(Data for the task)
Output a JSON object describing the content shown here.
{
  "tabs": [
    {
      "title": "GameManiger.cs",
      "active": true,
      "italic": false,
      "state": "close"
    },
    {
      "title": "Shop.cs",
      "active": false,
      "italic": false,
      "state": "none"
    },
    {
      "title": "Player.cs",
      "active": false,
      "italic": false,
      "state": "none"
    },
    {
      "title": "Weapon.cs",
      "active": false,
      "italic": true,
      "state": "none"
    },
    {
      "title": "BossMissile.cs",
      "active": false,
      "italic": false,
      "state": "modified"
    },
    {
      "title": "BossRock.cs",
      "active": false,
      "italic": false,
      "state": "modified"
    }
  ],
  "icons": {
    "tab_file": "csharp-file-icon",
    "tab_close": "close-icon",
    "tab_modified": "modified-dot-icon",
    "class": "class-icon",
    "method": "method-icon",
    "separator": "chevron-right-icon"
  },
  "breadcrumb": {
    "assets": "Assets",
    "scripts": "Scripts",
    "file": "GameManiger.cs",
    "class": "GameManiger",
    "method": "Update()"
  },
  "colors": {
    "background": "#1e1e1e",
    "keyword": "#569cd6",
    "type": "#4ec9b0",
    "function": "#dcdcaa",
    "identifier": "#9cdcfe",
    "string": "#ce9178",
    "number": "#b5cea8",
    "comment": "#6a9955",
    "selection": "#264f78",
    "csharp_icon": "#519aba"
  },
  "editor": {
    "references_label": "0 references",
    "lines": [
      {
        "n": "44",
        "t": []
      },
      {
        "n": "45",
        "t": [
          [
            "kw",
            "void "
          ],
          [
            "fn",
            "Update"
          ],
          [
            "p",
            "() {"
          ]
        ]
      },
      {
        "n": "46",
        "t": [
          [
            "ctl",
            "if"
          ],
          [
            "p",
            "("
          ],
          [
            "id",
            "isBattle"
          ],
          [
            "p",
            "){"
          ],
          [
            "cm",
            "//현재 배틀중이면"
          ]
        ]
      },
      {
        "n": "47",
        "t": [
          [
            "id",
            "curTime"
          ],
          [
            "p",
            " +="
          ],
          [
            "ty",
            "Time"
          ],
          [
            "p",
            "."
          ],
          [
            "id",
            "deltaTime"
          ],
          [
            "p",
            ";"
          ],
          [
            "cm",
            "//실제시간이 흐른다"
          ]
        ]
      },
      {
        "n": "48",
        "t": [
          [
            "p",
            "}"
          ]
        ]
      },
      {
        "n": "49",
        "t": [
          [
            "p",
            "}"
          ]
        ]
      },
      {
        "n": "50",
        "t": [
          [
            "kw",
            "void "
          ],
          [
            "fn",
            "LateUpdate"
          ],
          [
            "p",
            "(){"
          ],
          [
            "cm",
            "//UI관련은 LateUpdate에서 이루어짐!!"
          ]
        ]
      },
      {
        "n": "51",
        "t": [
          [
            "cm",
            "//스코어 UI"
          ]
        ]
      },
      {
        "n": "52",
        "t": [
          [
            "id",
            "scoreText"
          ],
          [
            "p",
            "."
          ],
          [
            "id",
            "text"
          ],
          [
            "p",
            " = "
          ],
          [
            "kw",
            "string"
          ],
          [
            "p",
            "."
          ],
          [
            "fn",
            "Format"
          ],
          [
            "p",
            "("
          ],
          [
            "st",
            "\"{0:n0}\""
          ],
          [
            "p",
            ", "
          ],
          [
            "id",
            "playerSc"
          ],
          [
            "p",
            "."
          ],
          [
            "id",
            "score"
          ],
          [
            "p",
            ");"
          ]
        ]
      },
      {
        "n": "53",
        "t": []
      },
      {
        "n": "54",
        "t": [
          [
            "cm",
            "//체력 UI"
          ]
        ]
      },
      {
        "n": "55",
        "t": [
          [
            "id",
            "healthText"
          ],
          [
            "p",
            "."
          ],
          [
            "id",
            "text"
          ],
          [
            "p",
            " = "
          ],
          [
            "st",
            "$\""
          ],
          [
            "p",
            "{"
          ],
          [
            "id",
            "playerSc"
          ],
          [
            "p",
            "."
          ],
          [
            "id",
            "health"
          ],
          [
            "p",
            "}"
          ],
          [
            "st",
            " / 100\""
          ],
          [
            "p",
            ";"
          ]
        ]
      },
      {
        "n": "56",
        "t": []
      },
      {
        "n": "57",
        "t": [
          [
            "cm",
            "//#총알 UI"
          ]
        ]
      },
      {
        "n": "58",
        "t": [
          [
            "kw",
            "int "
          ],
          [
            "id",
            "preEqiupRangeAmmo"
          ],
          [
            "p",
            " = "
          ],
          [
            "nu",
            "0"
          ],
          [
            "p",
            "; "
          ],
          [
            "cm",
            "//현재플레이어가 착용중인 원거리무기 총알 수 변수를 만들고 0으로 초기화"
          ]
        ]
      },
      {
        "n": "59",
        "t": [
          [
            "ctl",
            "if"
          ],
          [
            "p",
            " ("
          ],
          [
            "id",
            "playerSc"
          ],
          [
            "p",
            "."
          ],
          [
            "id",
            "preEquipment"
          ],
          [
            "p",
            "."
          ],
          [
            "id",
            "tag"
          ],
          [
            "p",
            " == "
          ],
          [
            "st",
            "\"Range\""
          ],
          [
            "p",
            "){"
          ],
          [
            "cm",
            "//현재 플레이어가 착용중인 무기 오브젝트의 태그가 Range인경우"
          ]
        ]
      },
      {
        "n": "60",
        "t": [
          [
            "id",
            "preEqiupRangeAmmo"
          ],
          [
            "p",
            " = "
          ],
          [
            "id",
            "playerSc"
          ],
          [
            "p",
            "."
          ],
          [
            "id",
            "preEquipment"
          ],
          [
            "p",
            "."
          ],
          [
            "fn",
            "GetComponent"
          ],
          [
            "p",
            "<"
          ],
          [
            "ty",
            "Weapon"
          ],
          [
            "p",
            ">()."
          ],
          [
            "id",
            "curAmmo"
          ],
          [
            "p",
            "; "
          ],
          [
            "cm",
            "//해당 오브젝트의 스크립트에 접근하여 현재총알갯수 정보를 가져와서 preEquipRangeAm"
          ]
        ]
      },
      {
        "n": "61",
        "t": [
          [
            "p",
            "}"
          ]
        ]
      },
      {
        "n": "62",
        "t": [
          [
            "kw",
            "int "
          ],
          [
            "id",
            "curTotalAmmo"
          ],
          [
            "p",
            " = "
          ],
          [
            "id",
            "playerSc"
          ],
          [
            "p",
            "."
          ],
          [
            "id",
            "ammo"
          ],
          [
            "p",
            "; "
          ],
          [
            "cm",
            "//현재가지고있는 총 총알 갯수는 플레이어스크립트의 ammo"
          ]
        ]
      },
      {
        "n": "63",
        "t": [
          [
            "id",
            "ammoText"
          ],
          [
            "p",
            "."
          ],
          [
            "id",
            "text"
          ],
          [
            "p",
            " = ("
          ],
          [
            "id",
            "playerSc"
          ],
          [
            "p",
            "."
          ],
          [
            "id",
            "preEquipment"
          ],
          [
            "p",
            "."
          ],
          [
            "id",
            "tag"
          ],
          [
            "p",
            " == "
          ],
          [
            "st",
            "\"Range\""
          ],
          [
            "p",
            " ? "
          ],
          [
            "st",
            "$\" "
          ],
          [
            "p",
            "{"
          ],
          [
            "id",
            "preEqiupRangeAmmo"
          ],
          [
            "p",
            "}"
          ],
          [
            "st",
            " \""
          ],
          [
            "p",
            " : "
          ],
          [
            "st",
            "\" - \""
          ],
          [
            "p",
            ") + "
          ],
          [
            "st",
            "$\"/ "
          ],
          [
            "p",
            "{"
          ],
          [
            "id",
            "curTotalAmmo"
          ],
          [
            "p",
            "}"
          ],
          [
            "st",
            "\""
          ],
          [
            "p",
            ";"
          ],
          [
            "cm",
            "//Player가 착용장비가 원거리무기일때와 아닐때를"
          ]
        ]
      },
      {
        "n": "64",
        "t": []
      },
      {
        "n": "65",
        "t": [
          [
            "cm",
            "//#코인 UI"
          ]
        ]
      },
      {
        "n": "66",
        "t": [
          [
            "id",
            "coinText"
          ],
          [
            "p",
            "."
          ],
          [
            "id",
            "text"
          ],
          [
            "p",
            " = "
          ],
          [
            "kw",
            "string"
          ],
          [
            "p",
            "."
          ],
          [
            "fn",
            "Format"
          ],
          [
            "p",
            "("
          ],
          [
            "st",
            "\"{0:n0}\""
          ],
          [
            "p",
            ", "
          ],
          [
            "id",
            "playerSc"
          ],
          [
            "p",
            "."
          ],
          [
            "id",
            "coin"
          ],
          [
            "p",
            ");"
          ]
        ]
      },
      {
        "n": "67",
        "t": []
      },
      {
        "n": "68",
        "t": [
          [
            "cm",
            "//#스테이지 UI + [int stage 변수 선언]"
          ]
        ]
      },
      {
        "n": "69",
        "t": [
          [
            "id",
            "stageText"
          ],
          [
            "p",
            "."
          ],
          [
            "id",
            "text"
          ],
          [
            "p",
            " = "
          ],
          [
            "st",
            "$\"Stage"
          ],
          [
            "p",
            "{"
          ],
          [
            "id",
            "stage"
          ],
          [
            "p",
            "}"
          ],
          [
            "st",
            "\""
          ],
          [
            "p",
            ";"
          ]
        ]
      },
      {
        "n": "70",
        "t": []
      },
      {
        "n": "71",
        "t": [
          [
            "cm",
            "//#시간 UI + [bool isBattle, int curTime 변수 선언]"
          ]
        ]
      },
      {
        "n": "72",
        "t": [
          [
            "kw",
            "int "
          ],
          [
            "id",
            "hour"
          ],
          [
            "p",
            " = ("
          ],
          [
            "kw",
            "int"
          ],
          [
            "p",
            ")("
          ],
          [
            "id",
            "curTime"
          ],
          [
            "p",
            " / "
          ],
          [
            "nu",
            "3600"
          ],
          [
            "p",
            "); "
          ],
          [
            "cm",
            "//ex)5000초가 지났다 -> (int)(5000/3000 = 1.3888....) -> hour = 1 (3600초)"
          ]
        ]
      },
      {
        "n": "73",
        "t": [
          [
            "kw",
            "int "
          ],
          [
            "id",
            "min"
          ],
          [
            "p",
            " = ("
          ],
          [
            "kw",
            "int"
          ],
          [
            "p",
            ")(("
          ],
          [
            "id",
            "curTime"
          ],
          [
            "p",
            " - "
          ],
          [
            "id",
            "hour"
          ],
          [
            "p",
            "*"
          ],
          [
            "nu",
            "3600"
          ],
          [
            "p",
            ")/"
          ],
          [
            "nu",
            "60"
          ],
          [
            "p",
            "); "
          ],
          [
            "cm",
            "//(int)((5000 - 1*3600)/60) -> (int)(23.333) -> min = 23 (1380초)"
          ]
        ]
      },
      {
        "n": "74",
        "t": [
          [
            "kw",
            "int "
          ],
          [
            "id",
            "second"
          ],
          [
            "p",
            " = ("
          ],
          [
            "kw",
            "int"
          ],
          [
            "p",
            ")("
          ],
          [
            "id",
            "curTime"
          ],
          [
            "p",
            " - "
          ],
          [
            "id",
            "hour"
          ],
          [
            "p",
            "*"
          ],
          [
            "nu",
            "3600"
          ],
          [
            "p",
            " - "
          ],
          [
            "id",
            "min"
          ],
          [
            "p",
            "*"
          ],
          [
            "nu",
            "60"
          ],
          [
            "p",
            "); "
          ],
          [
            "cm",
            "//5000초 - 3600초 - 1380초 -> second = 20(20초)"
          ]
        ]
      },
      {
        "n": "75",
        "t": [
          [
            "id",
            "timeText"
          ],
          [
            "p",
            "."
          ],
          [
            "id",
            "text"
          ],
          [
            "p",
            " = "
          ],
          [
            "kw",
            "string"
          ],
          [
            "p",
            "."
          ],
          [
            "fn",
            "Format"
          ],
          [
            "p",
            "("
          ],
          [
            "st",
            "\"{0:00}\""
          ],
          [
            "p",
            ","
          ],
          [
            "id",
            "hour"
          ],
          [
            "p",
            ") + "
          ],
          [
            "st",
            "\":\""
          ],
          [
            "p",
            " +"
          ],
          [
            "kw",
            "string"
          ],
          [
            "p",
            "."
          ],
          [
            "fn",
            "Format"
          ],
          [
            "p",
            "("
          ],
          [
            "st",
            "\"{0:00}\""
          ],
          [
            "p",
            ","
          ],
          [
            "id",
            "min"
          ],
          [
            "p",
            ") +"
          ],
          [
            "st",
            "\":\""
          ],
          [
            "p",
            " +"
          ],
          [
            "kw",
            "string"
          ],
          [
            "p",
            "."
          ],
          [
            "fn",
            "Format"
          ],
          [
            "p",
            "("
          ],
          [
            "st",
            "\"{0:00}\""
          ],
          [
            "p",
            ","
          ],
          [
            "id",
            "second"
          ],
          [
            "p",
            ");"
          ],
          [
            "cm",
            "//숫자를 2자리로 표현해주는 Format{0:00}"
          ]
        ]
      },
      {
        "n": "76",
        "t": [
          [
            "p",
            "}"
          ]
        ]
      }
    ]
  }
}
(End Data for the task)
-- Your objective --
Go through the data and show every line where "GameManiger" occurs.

-- Finished task --
      "title": "GameManiger.cs",
    "file": "GameManiger.cs",
    "class": "GameManiger",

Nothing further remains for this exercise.